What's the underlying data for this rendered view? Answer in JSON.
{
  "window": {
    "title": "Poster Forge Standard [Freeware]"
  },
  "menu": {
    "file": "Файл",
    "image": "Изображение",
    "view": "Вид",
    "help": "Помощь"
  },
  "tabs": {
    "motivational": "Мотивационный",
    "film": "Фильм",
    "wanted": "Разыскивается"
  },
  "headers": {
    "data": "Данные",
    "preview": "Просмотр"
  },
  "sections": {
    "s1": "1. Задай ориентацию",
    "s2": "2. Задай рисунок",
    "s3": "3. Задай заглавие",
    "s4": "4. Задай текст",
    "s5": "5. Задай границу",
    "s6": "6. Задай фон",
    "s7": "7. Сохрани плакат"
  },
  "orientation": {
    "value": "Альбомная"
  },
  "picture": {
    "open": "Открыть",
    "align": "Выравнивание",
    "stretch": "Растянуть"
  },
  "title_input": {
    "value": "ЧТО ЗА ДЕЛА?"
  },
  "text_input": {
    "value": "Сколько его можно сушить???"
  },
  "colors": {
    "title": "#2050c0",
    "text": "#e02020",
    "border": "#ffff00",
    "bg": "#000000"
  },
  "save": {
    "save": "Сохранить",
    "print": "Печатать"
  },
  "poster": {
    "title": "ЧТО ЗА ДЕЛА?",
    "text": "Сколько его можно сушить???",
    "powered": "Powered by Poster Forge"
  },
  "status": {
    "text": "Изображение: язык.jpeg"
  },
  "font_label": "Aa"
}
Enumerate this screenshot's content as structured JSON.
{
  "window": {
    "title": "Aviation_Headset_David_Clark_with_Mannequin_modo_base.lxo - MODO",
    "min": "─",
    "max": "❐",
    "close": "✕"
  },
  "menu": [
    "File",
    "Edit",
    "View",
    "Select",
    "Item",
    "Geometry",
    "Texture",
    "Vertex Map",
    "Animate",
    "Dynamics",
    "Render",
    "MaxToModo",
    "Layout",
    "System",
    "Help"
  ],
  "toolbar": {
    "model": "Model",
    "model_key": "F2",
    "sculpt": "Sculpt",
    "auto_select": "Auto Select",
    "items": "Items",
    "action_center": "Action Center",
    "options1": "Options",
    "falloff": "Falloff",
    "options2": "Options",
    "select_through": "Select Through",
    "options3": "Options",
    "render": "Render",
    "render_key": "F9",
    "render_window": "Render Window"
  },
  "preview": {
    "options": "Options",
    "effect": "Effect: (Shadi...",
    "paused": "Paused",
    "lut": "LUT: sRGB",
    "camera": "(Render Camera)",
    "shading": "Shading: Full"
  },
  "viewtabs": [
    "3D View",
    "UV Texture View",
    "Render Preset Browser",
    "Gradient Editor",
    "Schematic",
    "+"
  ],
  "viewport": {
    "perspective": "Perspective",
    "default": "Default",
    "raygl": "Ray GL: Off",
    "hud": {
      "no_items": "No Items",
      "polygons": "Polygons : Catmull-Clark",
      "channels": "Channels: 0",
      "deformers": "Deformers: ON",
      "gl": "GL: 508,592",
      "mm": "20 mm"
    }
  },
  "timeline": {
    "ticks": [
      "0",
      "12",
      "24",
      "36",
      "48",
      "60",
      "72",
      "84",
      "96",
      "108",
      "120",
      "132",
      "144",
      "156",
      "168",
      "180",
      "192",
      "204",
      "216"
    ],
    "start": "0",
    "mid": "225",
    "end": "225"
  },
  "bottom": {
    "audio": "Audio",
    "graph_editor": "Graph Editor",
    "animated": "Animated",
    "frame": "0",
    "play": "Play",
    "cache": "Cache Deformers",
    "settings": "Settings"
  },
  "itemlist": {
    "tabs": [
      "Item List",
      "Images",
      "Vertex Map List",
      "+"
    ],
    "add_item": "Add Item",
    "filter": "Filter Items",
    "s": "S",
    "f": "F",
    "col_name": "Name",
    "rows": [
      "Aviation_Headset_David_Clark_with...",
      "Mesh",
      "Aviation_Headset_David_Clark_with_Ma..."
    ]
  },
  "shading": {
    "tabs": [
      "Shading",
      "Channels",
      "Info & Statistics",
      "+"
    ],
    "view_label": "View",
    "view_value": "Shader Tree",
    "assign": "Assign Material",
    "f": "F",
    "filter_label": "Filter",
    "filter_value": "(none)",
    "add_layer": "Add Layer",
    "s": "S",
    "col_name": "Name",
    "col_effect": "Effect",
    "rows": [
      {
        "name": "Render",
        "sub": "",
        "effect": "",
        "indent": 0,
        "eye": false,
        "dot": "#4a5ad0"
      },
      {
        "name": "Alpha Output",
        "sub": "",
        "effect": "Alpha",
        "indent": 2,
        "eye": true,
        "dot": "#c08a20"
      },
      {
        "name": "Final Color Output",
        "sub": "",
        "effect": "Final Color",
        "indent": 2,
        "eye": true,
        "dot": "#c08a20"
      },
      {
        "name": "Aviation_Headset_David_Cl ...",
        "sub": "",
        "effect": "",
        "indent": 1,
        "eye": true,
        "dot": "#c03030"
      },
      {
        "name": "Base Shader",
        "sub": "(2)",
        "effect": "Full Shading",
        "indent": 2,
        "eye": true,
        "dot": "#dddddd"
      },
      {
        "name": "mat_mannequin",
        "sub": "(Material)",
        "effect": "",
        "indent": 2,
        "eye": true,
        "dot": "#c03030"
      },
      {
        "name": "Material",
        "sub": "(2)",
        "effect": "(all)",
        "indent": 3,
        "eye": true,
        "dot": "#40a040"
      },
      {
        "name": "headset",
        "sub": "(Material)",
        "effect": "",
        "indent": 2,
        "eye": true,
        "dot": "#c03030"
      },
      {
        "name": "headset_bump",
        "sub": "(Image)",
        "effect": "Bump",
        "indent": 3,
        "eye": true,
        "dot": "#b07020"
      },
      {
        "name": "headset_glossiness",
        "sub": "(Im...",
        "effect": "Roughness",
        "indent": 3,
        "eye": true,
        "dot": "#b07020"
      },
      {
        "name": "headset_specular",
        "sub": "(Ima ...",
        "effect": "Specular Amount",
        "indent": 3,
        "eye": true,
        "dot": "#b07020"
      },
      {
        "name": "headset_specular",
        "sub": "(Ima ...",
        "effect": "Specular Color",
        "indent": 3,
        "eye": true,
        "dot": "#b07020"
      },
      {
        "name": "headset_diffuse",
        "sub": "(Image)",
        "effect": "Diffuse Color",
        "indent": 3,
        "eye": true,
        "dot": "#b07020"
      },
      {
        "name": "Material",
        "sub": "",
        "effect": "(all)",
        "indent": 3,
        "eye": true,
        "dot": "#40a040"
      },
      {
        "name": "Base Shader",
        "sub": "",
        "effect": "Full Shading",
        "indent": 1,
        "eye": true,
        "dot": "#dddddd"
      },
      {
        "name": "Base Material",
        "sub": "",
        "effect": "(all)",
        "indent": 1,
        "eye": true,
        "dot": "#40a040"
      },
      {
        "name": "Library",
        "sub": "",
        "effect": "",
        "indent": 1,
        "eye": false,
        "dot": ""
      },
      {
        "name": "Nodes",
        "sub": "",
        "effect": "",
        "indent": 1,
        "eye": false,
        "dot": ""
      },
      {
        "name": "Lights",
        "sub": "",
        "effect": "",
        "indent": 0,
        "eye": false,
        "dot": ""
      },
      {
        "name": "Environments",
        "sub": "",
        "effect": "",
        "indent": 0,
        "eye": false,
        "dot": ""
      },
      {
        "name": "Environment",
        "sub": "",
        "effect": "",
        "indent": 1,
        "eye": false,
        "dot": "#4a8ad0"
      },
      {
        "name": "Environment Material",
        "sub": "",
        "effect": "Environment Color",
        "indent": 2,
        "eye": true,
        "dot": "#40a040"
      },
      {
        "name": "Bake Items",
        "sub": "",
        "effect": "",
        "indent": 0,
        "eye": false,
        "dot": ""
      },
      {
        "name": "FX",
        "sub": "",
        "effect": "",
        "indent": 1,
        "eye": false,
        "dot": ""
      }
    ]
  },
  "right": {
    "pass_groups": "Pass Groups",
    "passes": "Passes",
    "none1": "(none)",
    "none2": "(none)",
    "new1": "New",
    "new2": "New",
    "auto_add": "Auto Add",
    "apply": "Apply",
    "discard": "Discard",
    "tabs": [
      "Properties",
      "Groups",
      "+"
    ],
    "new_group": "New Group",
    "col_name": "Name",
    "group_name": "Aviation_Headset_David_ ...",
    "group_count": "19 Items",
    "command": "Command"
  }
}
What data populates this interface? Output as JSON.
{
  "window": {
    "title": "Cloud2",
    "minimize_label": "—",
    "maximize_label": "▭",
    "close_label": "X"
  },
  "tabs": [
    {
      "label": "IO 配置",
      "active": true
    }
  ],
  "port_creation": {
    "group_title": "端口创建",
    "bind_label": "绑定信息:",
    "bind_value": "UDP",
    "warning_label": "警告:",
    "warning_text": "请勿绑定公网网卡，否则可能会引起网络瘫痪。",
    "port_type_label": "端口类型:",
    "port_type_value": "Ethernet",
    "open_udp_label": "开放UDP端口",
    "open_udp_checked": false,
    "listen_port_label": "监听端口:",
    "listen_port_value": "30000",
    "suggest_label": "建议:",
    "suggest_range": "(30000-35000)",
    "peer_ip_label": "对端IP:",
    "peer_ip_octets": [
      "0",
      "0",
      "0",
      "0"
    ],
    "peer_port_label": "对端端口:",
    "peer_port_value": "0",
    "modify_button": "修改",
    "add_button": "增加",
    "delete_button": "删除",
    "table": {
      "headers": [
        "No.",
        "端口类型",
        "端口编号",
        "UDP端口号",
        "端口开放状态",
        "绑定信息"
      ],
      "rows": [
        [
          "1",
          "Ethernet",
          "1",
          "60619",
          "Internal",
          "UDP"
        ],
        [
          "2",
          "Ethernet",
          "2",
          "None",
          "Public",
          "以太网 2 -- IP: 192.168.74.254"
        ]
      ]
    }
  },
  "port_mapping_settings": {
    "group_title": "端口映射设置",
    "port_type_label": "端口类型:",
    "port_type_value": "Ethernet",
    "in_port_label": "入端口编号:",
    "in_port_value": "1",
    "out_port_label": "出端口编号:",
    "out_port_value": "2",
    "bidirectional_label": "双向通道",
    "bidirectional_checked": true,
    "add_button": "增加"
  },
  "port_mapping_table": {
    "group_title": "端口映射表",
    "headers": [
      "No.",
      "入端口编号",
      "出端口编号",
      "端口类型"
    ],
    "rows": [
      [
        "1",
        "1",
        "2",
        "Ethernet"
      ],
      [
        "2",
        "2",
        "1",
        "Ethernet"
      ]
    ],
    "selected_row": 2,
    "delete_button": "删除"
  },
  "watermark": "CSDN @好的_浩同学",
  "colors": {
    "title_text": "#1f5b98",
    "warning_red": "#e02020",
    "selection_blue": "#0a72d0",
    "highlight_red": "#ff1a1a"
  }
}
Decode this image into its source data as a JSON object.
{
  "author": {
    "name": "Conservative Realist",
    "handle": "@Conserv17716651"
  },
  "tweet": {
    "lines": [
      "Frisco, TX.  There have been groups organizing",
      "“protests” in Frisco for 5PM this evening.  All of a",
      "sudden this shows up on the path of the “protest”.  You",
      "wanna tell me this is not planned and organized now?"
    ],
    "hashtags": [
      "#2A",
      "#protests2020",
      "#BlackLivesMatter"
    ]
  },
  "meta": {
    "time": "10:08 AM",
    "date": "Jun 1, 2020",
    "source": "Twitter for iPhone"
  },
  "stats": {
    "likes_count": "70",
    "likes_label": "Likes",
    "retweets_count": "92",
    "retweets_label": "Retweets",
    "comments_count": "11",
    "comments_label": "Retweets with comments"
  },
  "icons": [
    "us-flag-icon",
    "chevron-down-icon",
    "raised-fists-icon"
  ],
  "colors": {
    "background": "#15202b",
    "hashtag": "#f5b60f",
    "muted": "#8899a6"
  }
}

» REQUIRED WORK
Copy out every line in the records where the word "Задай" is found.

» TASK OUTPUT
    "s1": "1. Задай ориентацию",
    "s2": "2. Задай рисунок",
    "s3": "3. Задай заглавие",
    "s4": "4. Задай текст",
    "s5": "5. Задай границу",
    "s6": "6. Задай фон",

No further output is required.